- conduct a forensic analysis into MF Global UK’s own bank accounts and potentially extend this to other assets acquired by the firm using funds from those accounts: the result of this analysis may increase the size of the client money pool and as a consequence there may be a decrease in the size of the general asset pool available for unsecured creditors which may, however, be compensated to some extent by the decrease in number of the unsecured creditors.
- The Supreme Court Justices identified a limitation in the scope of CASS (and by the same token the Directive) and in particular CASS 7. Thus, it seems likely that there will be a review of the CASS rules.
The Supreme Court decision leaves a number of unanswered questions that may need to be the subject of a further application to the Court:
For example, there is an unanswered question in relation to Final Reconciliation – specifically, how is money that moves between the point of last segregation (“PLS”) and the Primary Pooling Event (“PPE”) to be treated?
Lord Hope and Lord Walker took the position that the administrators should reconcile between the PLS and the PPE. However, Lord Clark and Lord Dyson were of the view that the administrators should reconcile, but it should not be limited to the period between the PLS and PPE. This begs the questions, what are the limits to reconciliation? How far back do the administrators go?
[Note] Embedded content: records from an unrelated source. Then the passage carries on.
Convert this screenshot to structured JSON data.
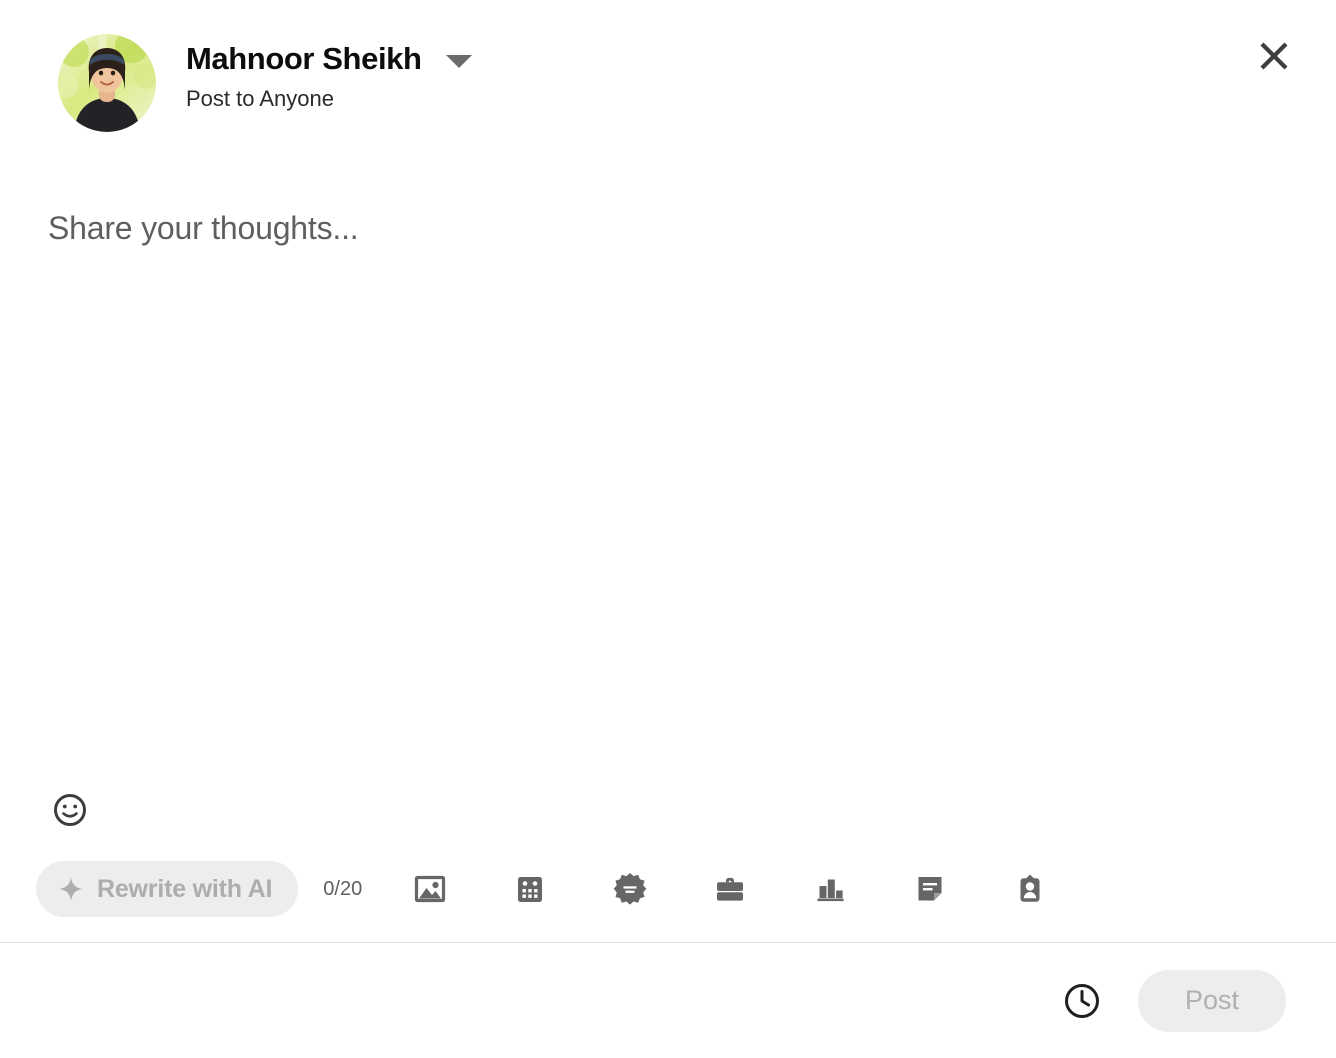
{
  "header": {
    "user_name": "Mahnoor Sheikh",
    "audience": "Post to Anyone",
    "avatar_alt": "profile-photo",
    "dropdown_icon": "chevron-down-icon",
    "close_icon": "close-icon"
  },
  "editor": {
    "placeholder": "Share your thoughts...",
    "value": "",
    "emoji_icon": "emoji-smiley-icon"
  },
  "toolbar": {
    "ai_button_label": "Rewrite with AI",
    "ai_button_icon": "sparkle-icon",
    "char_counter": "0/20",
    "icons": [
      {
        "name": "image-icon",
        "label": "Add media"
      },
      {
        "name": "calendar-icon",
        "label": "Create an event"
      },
      {
        "name": "celebrate-badge-icon",
        "label": "Celebrate an occasion"
      },
      {
        "name": "briefcase-icon",
        "label": "Share that you're hiring"
      },
      {
        "name": "poll-bar-chart-icon",
        "label": "Create a poll"
      },
      {
        "name": "document-icon",
        "label": "Add a document"
      },
      {
        "name": "id-card-icon",
        "label": "Find an expert"
      }
    ]
  },
  "footer": {
    "schedule_icon": "clock-icon",
    "post_label": "Post"
  },
  "colors": {
    "background": "#ffffff",
    "text_primary": "#0d0d0d",
    "text_secondary": "#2b2b2b",
    "text_muted": "#5f5f5f",
    "icon_grey": "#666666",
    "pill_background": "#ededed",
    "pill_text_disabled": "#b0b0b0",
    "divider": "#e4e4e4"
  }
}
Primary Pooling Event (“PPE”)
In this case, it was the moment that Lehman Brothers International (Europe) went in to administration at 7.56 BST on Monday 15 September 2008.
Client Money Pool (“CMP”)
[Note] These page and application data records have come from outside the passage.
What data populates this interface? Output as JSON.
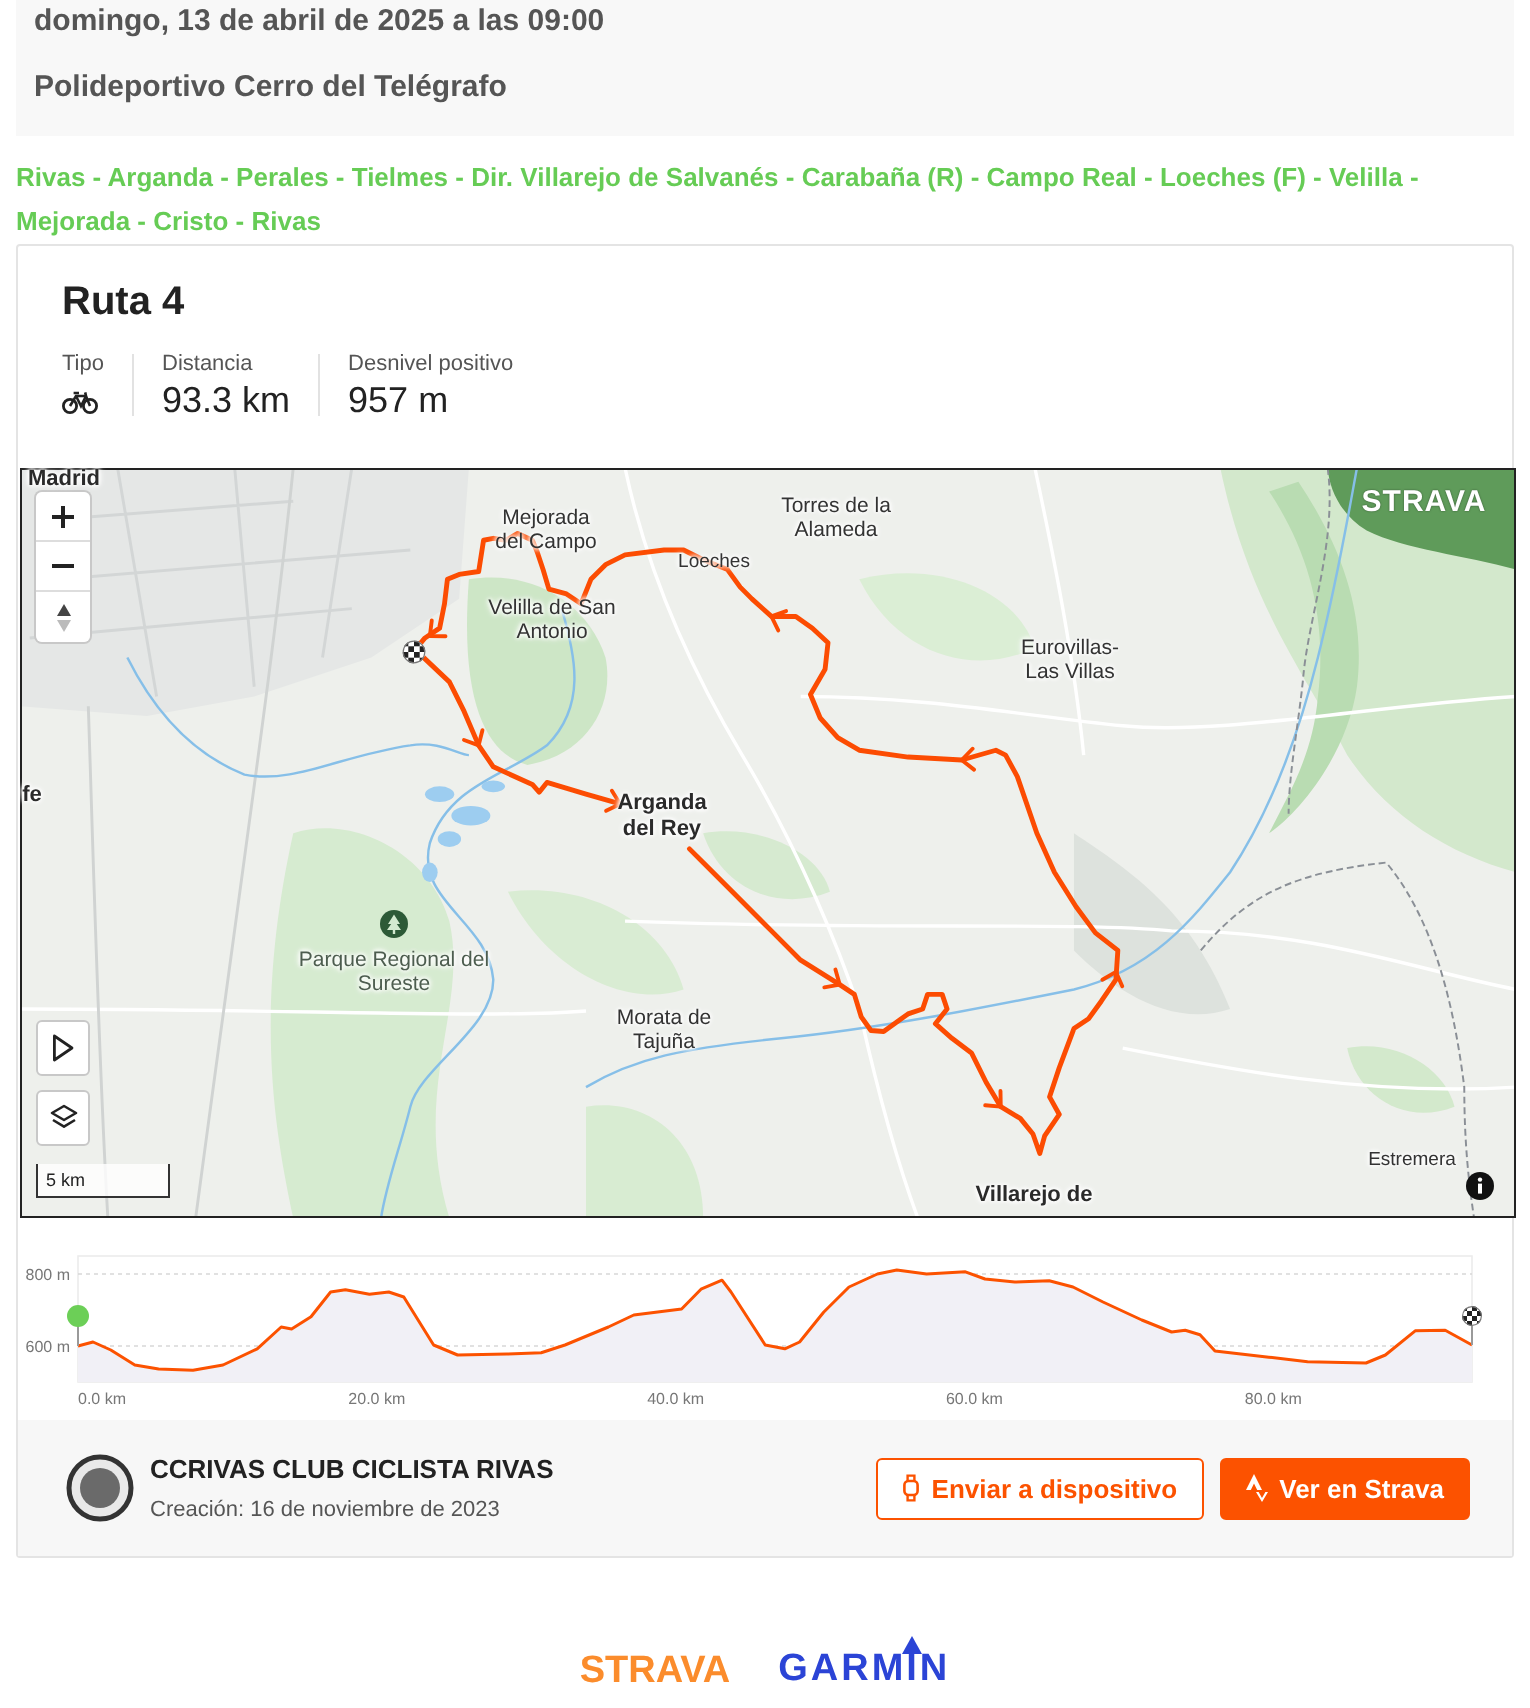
{
  "event": {
    "datetime": "domingo, 13 de abril de 2025 a las 09:00",
    "location": "Polideportivo Cerro del Telégrafo"
  },
  "route_description": "Rivas - Arganda - Perales - Tielmes - Dir. Villarejo de Salvanés - Carabaña (R) - Campo Real - Loeches (F) - Velilla - Mejorada - Cristo - Rivas",
  "route": {
    "title": "Ruta 4",
    "stats": [
      {
        "kind": "icon",
        "label": "Tipo"
      },
      {
        "kind": "text",
        "label": "Distancia",
        "value": "93.3 km"
      },
      {
        "kind": "text",
        "label": "Desnivel positivo",
        "value": "957 m"
      }
    ]
  },
  "map": {
    "logo": "STRAVA",
    "scale": "5 km",
    "labels": [
      {
        "text": "Madrid",
        "kind": "major"
      },
      {
        "text": "Mejorada del Campo",
        "kind": "town"
      },
      {
        "text": "Velilla de San Antonio",
        "kind": "town"
      },
      {
        "text": "Torres de la Alameda",
        "kind": "town"
      },
      {
        "text": "Loeches",
        "kind": "small"
      },
      {
        "text": "Eurovillas-Las Villas",
        "kind": "town"
      },
      {
        "text": "Arganda del Rey",
        "kind": "major"
      },
      {
        "text": "Parque Regional del Sureste",
        "kind": "park"
      },
      {
        "text": "Morata de Tajuña",
        "kind": "town"
      },
      {
        "text": "Villarejo de",
        "kind": "major"
      },
      {
        "text": "Estremera",
        "kind": "small"
      },
      {
        "text": "fe",
        "kind": "major"
      }
    ]
  },
  "elevation": {
    "chart_data": {
      "type": "area",
      "x": [
        0,
        1,
        2.2,
        3.8,
        5.4,
        7.7,
        9.7,
        12,
        13.6,
        14.3,
        15.6,
        16.9,
        17.9,
        19.5,
        20.8,
        21.8,
        23.8,
        25.4,
        28.7,
        31,
        32.6,
        35.5,
        37.2,
        40.4,
        41.7,
        43.1,
        43.7,
        46,
        47.3,
        48.3,
        49.9,
        51.6,
        53.5,
        54.8,
        56.8,
        59.4,
        60.7,
        62.7,
        65,
        66.6,
        68.6,
        71.2,
        73.2,
        74.1,
        75.1,
        76.1,
        79.7,
        82.3,
        86.2,
        87.5,
        89.5,
        91.5,
        93.3
      ],
      "series": [
        {
          "color": "#fc5200",
          "values": [
            600,
            611,
            589,
            547,
            536,
            533,
            547,
            592,
            653,
            647,
            681,
            750,
            756,
            744,
            750,
            736,
            603,
            575,
            578,
            581,
            603,
            653,
            686,
            703,
            758,
            783,
            750,
            603,
            592,
            611,
            694,
            764,
            800,
            811,
            800,
            806,
            786,
            778,
            781,
            764,
            722,
            672,
            639,
            644,
            631,
            586,
            569,
            556,
            553,
            575,
            642,
            644,
            603
          ]
        }
      ],
      "xlim": [
        0,
        93.3
      ],
      "ylim": [
        500,
        850
      ],
      "xticks": [
        {
          "value": 0,
          "label": "0.0 km"
        },
        {
          "value": 20,
          "label": "20.0 km"
        },
        {
          "value": 40,
          "label": "40.0 km"
        },
        {
          "value": 60,
          "label": "60.0 km"
        },
        {
          "value": 80,
          "label": "80.0 km"
        }
      ],
      "yticks": [
        {
          "value": 600,
          "label": "600 m"
        },
        {
          "value": 800,
          "label": "800 m"
        }
      ]
    }
  },
  "club": {
    "name": "CCRIVAS CLUB CICLISTA RIVAS",
    "created": "Creación: 16 de noviembre de 2023"
  },
  "buttons": [
    {
      "label": "Enviar a dispositivo",
      "kind": "outline"
    },
    {
      "label": "Ver en Strava",
      "kind": "primary"
    }
  ],
  "partners": [
    {
      "name": "STRAVA",
      "kind": "strava"
    },
    {
      "name": "GARMIN",
      "kind": "garmin"
    }
  ]
}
This is the pool of segregated client money funds from which client money entitlements are paid after a primary pooling event occurs.
Point of Last Segregation (“PLS”)
This was the last point, before the PPE, at which client money was segregated. In this case it was Friday 12 September 2008, reflecting the position at close of business on Thursday 11 September 2008.
The ‘Claims Basis’
The argument that all clients who have a contractual entitlement to have their money segregated as client money are entitled to participate in payments from the client money pool after a primary pooling event, whether or not their funds were segregated.
The ‘Contributions Basis’
The argument that only those clients who have had their client money actually segregated into a client trust account and, consequently, have contributed to the client money pool, are entitled to participate in payments from the client money pool.